Records from a collection:
== == ==
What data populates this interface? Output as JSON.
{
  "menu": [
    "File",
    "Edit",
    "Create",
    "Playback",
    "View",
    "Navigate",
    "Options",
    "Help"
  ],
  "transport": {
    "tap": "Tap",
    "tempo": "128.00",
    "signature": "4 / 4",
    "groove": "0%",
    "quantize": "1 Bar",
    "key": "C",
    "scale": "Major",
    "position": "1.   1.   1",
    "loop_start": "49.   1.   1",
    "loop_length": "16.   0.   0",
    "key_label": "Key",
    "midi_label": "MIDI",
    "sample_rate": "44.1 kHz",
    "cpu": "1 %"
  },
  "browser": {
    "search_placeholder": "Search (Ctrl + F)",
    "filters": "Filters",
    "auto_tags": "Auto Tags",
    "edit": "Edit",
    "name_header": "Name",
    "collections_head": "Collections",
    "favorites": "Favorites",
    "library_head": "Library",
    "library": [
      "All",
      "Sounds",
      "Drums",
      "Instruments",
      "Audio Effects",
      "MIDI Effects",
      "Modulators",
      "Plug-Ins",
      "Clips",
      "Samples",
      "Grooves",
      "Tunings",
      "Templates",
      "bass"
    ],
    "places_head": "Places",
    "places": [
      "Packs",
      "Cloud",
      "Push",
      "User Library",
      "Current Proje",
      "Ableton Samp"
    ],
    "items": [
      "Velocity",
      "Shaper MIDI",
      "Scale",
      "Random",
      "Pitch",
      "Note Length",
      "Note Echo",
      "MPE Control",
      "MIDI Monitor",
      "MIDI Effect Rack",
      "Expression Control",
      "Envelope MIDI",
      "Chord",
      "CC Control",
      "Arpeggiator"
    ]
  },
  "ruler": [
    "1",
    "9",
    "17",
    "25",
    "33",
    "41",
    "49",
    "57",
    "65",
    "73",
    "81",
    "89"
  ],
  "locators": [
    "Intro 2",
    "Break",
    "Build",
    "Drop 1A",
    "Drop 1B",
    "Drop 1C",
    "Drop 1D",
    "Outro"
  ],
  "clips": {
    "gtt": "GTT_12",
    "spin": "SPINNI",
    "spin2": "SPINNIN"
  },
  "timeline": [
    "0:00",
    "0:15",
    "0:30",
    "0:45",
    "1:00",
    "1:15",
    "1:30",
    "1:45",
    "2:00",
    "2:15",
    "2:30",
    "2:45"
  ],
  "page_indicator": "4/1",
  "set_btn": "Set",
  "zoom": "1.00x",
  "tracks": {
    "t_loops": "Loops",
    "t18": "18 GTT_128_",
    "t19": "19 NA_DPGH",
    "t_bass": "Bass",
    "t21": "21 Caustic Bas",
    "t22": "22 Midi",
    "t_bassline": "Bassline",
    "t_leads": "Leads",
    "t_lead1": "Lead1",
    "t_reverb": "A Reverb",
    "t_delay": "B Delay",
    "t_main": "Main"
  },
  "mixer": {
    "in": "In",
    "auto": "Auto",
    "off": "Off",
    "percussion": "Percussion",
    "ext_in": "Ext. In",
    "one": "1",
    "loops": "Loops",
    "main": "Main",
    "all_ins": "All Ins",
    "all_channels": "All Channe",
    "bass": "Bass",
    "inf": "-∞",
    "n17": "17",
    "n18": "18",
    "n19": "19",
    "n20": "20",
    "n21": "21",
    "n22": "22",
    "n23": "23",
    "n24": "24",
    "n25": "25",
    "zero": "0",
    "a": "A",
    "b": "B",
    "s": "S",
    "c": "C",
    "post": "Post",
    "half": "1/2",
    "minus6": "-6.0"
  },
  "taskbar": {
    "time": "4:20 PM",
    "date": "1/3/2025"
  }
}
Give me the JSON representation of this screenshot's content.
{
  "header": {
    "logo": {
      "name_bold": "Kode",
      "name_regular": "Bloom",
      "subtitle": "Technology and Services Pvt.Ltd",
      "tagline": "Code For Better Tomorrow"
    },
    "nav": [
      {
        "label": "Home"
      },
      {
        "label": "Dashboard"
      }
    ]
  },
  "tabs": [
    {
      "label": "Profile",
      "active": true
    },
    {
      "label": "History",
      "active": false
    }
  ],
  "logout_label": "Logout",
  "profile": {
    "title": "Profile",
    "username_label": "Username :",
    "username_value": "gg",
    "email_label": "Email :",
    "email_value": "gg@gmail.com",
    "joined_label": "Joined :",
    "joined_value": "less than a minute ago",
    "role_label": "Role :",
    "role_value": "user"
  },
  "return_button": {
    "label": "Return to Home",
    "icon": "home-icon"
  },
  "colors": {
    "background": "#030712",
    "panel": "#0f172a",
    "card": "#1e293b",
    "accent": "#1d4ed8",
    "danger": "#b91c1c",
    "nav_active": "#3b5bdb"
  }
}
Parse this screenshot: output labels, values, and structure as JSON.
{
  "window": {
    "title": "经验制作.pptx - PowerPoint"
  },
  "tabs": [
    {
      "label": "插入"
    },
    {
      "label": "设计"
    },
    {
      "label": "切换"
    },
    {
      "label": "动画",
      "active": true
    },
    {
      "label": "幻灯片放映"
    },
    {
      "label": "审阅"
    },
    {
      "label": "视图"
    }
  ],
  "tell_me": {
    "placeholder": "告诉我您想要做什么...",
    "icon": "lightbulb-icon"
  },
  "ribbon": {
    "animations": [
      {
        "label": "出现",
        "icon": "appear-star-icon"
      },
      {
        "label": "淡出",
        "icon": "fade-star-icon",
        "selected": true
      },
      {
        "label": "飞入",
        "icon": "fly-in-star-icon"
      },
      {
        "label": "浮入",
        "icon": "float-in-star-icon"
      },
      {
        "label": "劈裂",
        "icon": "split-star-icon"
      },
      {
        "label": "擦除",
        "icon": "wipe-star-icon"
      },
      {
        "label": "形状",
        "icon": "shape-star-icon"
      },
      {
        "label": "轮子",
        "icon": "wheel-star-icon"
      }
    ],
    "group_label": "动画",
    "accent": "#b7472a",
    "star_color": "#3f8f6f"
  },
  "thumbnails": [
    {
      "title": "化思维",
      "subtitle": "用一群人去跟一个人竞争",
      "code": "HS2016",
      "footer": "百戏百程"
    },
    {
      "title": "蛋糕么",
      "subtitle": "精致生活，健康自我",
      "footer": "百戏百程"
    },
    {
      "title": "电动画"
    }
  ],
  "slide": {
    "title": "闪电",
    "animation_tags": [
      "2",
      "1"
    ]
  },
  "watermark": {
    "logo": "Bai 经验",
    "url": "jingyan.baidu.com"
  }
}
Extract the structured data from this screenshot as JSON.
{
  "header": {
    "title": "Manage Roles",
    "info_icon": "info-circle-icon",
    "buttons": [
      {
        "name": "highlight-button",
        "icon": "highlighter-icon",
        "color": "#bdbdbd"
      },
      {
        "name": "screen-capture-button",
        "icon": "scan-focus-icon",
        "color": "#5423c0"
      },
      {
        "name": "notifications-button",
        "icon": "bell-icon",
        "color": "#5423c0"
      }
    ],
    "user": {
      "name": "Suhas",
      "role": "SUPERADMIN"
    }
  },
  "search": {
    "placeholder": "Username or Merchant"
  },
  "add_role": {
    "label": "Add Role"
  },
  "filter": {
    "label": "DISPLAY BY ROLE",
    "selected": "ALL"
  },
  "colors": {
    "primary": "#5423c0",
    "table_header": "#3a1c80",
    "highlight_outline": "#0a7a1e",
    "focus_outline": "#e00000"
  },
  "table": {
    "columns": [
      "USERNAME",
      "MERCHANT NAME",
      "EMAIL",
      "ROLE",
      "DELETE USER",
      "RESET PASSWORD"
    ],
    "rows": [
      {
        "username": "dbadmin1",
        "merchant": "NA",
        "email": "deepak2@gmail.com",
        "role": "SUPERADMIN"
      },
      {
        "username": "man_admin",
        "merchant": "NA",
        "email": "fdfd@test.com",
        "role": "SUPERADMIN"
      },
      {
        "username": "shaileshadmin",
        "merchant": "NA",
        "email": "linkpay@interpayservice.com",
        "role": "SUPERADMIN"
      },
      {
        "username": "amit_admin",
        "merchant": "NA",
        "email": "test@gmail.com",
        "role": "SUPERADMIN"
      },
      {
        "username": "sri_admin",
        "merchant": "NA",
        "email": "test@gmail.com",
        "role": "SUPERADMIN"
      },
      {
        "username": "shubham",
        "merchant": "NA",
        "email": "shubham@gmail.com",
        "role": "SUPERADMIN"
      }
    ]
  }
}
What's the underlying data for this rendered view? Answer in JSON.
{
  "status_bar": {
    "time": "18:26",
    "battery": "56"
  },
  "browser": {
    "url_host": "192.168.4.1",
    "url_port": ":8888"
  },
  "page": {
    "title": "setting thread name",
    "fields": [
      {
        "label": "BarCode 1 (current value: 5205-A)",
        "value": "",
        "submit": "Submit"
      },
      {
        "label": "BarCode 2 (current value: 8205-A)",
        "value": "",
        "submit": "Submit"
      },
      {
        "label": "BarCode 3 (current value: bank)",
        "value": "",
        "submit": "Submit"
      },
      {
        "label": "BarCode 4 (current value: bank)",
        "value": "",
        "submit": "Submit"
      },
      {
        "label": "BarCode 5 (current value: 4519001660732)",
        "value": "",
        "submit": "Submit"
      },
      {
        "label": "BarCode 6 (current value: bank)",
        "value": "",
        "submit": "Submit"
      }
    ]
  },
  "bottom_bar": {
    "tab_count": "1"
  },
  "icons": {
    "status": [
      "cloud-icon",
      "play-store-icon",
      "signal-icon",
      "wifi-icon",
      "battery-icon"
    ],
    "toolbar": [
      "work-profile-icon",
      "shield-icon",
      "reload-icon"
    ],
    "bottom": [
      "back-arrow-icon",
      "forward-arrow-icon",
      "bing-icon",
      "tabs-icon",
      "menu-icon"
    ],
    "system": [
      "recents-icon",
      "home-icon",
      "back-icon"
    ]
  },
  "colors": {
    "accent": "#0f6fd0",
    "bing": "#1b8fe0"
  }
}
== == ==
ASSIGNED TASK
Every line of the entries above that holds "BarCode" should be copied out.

ANSWER FOR THIS EXERCISE
        "label": "BarCode 1 (current value: 5205-A)",
        "label": "BarCode 2 (current value: 8205-A)",
        "label": "BarCode 3 (current value: bank)",
        "label": "BarCode 4 (current value: bank)",
        "label": "BarCode 5 (current value: 4519001660732)",
        "label": "BarCode 6 (current value: bank)",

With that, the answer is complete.